“First we need to let the air out,” says Fen-Ann Shen, adjusting a valve on the scanning electron microscope (SEM) to create a vacuum inside. The 7,000-pound instrument parked in the basement of the Science Engineering Research building is worth more than many American homes.

With gloved hands, Shen, manager of Utah State University’s Core Microscopy Facility, plucks a sample from a shelf of gold nanoparticles on a carbon plate that resembles a typewriter key no longer in use. She tilts it forward and the disc flashes in the light.

“I am going to show you inside this,” she says.

The SEM uses a beam of electrons to scan the surface of samples down to the atomic level, revealing topography the human eye could never detect. The experience is akin to flying over farmland at 40,000 feet and seeing the latticework of roads and fields below.

“Our vision sees down to 100 microns,” Shen says, adjusting knobs for magnification and tuning the focus.

Fine details emerge showing the structure of the gold nanoparticles. At 200,000 times magnification, they look like pebbles on a beach, revealing how our eyes can be unreliable narrators of the world. Afterward Shen combs the shelf for a piece of hematite about a centimeter wide that shimmers like a shard from a mirror.

“This is Alexis’s,” she says. “From a small sample, she can discover a lot.”

Piecing Together a Story

The Alexis that Shen is referring to is Associate Professor of Geology Alexis Ault, a pioneer of new thermochronology tools she uses to study fault surfaces down to nanoscale and even atomic levels.
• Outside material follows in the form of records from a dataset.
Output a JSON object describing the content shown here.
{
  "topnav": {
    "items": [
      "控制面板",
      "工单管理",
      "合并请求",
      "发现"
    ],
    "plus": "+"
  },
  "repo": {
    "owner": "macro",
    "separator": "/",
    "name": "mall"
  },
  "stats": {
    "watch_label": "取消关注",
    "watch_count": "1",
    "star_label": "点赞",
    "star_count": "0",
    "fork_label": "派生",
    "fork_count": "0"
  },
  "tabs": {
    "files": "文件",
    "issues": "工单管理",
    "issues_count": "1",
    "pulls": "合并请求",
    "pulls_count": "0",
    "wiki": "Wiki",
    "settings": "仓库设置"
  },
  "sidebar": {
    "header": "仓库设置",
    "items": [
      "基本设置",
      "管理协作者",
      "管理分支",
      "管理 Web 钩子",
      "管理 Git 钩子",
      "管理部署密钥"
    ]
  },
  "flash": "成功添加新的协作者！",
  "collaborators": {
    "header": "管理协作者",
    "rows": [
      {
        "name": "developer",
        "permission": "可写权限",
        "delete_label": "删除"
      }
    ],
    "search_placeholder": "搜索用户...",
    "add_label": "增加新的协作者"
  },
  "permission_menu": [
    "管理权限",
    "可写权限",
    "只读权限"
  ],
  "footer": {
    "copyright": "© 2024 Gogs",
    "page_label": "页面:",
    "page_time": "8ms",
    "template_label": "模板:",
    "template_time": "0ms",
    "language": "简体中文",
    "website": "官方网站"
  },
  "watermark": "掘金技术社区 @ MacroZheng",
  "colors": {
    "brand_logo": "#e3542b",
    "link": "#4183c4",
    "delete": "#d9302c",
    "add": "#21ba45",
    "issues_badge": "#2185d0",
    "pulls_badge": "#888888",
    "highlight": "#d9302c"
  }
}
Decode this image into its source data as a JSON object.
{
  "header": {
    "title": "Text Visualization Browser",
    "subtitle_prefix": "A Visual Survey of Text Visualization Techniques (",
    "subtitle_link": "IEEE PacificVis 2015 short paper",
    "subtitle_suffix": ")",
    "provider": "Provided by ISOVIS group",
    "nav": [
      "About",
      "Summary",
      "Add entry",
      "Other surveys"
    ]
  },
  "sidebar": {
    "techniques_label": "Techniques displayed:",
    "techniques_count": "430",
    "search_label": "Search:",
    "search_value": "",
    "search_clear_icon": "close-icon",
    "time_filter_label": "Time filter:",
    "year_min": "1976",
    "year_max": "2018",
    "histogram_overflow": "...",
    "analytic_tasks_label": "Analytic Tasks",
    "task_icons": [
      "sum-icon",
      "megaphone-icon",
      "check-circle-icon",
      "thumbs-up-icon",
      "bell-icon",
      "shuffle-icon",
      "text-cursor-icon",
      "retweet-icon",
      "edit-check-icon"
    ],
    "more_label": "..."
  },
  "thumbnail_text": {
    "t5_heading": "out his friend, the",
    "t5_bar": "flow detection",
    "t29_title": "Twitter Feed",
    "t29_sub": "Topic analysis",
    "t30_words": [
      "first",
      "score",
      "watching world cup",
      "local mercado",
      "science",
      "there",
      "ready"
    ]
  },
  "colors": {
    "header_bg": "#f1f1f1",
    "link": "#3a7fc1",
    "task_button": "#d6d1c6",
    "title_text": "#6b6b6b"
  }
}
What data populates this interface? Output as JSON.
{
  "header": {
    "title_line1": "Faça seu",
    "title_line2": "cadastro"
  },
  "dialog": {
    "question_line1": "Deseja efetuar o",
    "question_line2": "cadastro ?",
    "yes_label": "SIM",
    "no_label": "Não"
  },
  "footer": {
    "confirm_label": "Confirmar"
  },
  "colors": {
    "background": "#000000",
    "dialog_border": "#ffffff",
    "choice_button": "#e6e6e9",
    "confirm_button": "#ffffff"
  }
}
Her work stitches together a fault’s earthquake history and the mechanisms of rock deformation, which can help scientists better understand geographic threats in a region.

Continue reading in Utah State Magazine.


Kristen Munson
Managing Editor
Utah State Magazine


Alexis Ault
Assistant Professor
Department of Geosciences


Research 753stories Geosciences 66stories

Comments and questions regarding this article may be directed to the contact person listed on this page.

Next Story in Science & Technology

See Also